The German political philosopher Hannah Arendt, in her book, On Violence theorized that violence is a tool for multiplying strength, but it is destructive only, not productive. Power, she says, corresponds to the human ability to act together towards a common purpose. Thus violence can destroy, but can never create power.

People like Ahmed Quraishi know too well what governments and covert agents are up to with their conspiracy theories. He has even said so himself, defending the release of the fake Wikileaks story by saying that “we can manipulate too”. He follows up this astonishing admission of manipulation by calling for a blatant authoritarian regime in Pakistan that will “enforce discipline” and “tolerate dissent but not chaos”.

This is where the true intentions of our conspiracy theorist set becomes clear – manipulate through propaganda as long as possible. When that stops working, resort to violence.

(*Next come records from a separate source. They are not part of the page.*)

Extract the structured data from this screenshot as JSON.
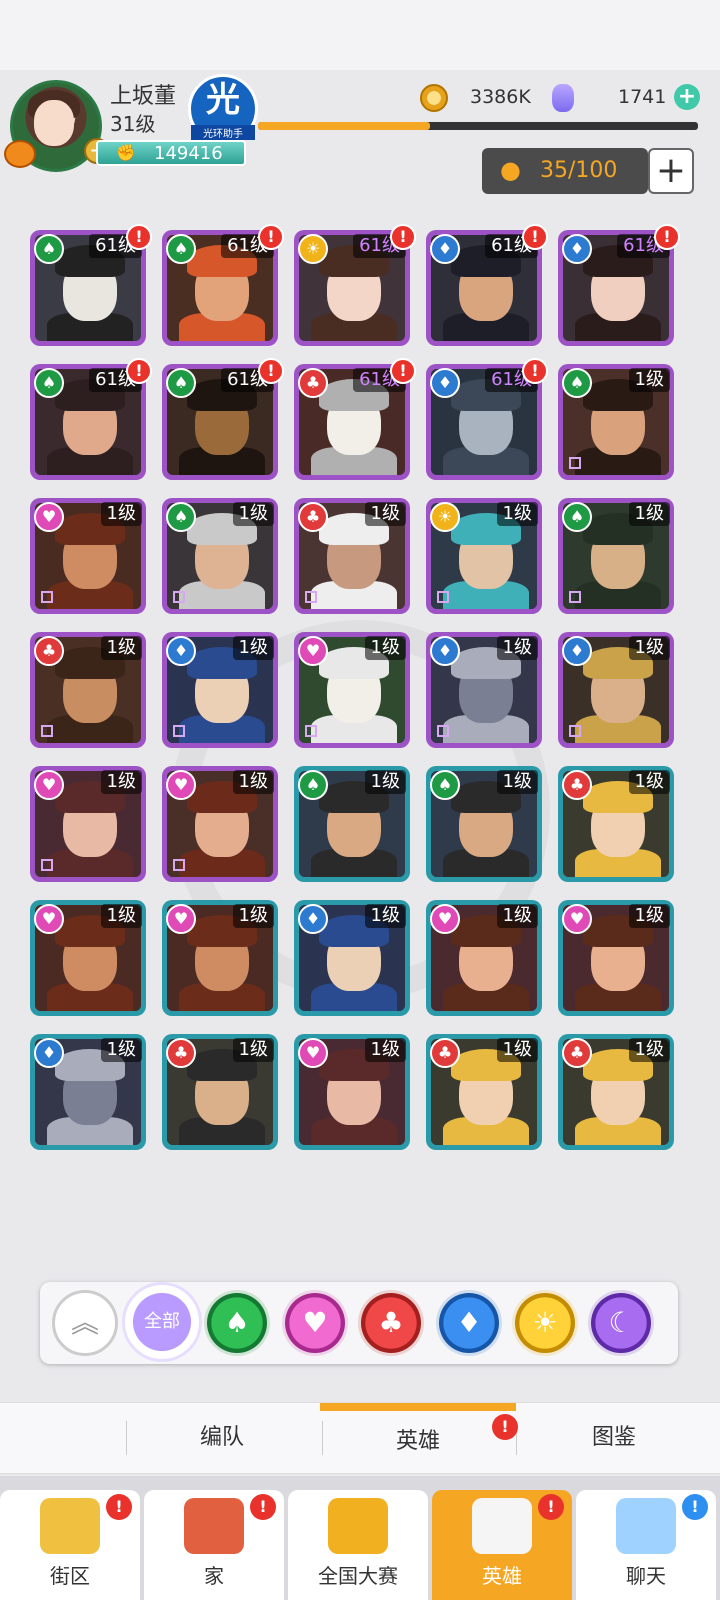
{
  "player": {
    "name": "上坂董",
    "level": "31级",
    "power": "149416",
    "badge_char": "光",
    "badge_sub": "光环助手"
  },
  "currency": {
    "gold": "3386K",
    "gems": "1741",
    "xp_progress": 0.39
  },
  "capacity": {
    "value": "35/100",
    "add": "+"
  },
  "heroes": [
    {
      "level": "61级",
      "suit": "green",
      "frame": "purple",
      "alert": true,
      "hi": false
    },
    {
      "level": "61级",
      "suit": "green",
      "frame": "purple",
      "alert": true,
      "hi": false
    },
    {
      "level": "61级",
      "suit": "gold",
      "frame": "purple",
      "alert": true,
      "hi": true
    },
    {
      "level": "61级",
      "suit": "blue",
      "frame": "purple",
      "alert": true,
      "hi": false
    },
    {
      "level": "61级",
      "suit": "blue",
      "frame": "purple",
      "alert": true,
      "hi": true
    },
    {
      "level": "61级",
      "suit": "green",
      "frame": "purple",
      "alert": true,
      "hi": false
    },
    {
      "level": "61级",
      "suit": "green",
      "frame": "purple",
      "alert": true,
      "hi": false
    },
    {
      "level": "61级",
      "suit": "red",
      "frame": "purple",
      "alert": true,
      "hi": true
    },
    {
      "level": "61级",
      "suit": "blue",
      "frame": "purple",
      "alert": true,
      "hi": true
    },
    {
      "level": "1级",
      "suit": "green",
      "frame": "purple",
      "alert": false,
      "hi": false
    },
    {
      "level": "1级",
      "suit": "pink",
      "frame": "purple",
      "alert": false,
      "hi": false
    },
    {
      "level": "1级",
      "suit": "green",
      "frame": "purple",
      "alert": false,
      "hi": false
    },
    {
      "level": "1级",
      "suit": "red",
      "frame": "purple",
      "alert": false,
      "hi": false
    },
    {
      "level": "1级",
      "suit": "gold",
      "frame": "purple",
      "alert": false,
      "hi": false
    },
    {
      "level": "1级",
      "suit": "green",
      "frame": "purple",
      "alert": false,
      "hi": false
    },
    {
      "level": "1级",
      "suit": "red",
      "frame": "purple",
      "alert": false,
      "hi": false
    },
    {
      "level": "1级",
      "suit": "blue",
      "frame": "purple",
      "alert": false,
      "hi": false
    },
    {
      "level": "1级",
      "suit": "pink",
      "frame": "purple",
      "alert": false,
      "hi": false
    },
    {
      "level": "1级",
      "suit": "blue",
      "frame": "purple",
      "alert": false,
      "hi": false
    },
    {
      "level": "1级",
      "suit": "blue",
      "frame": "purple",
      "alert": false,
      "hi": false
    },
    {
      "level": "1级",
      "suit": "pink",
      "frame": "purple",
      "alert": false,
      "hi": false
    },
    {
      "level": "1级",
      "suit": "pink",
      "frame": "purple",
      "alert": false,
      "hi": false
    },
    {
      "level": "1级",
      "suit": "green",
      "frame": "teal",
      "alert": false,
      "hi": false
    },
    {
      "level": "1级",
      "suit": "green",
      "frame": "teal",
      "alert": false,
      "hi": false
    },
    {
      "level": "1级",
      "suit": "red",
      "frame": "teal",
      "alert": false,
      "hi": false
    },
    {
      "level": "1级",
      "suit": "pink",
      "frame": "teal",
      "alert": false,
      "hi": false
    },
    {
      "level": "1级",
      "suit": "pink",
      "frame": "teal",
      "alert": false,
      "hi": false
    },
    {
      "level": "1级",
      "suit": "blue",
      "frame": "teal",
      "alert": false,
      "hi": false
    },
    {
      "level": "1级",
      "suit": "pink",
      "frame": "teal",
      "alert": false,
      "hi": false
    },
    {
      "level": "1级",
      "suit": "pink",
      "frame": "teal",
      "alert": false,
      "hi": false
    },
    {
      "level": "1级",
      "suit": "blue",
      "frame": "teal",
      "alert": false,
      "hi": false
    },
    {
      "level": "1级",
      "suit": "red",
      "frame": "teal",
      "alert": false,
      "hi": false
    },
    {
      "level": "1级",
      "suit": "pink",
      "frame": "teal",
      "alert": false,
      "hi": false
    },
    {
      "level": "1级",
      "suit": "red",
      "frame": "teal",
      "alert": false,
      "hi": false
    },
    {
      "level": "1级",
      "suit": "red",
      "frame": "teal",
      "alert": false,
      "hi": false
    }
  ],
  "filters": {
    "all_label": "全部",
    "items": [
      "collapse",
      "all",
      "green",
      "pink",
      "red",
      "blue",
      "gold",
      "purple"
    ]
  },
  "subtabs": [
    {
      "label": "编队",
      "active": false
    },
    {
      "label": "英雄",
      "active": true
    },
    {
      "label": "图鉴",
      "active": false
    }
  ],
  "nav": [
    {
      "label": "街区",
      "active": false,
      "alert": "!",
      "info": false
    },
    {
      "label": "家",
      "active": false,
      "alert": "!",
      "info": false
    },
    {
      "label": "全国大赛",
      "active": false,
      "alert": "",
      "info": false
    },
    {
      "label": "英雄",
      "active": true,
      "alert": "!",
      "info": false
    },
    {
      "label": "聊天",
      "active": false,
      "alert": "!",
      "info": true
    }
  ],
  "colors": {
    "purple_frame": "#9d52c5",
    "teal_frame": "#2a9aa8",
    "accent": "#f5a623",
    "alert": "#e8322b"
  }
}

Conspiracy theories and coercion. These are the tools of the powerless, would-be tyrant. He is powerless because the truth is that, as Hannah Arendt observed, all power lies with the people. That is why would-be dictators and their pawns like Ahmed Quraishi must resort to the tricks and threats of the powerless. That is why the democracy is not only the best revenge, as Shaheed Mohtarma Benazir Bhutto has said, but is also the antidote to conspiracy theories and coercion, the antidote to tyranny in all forms.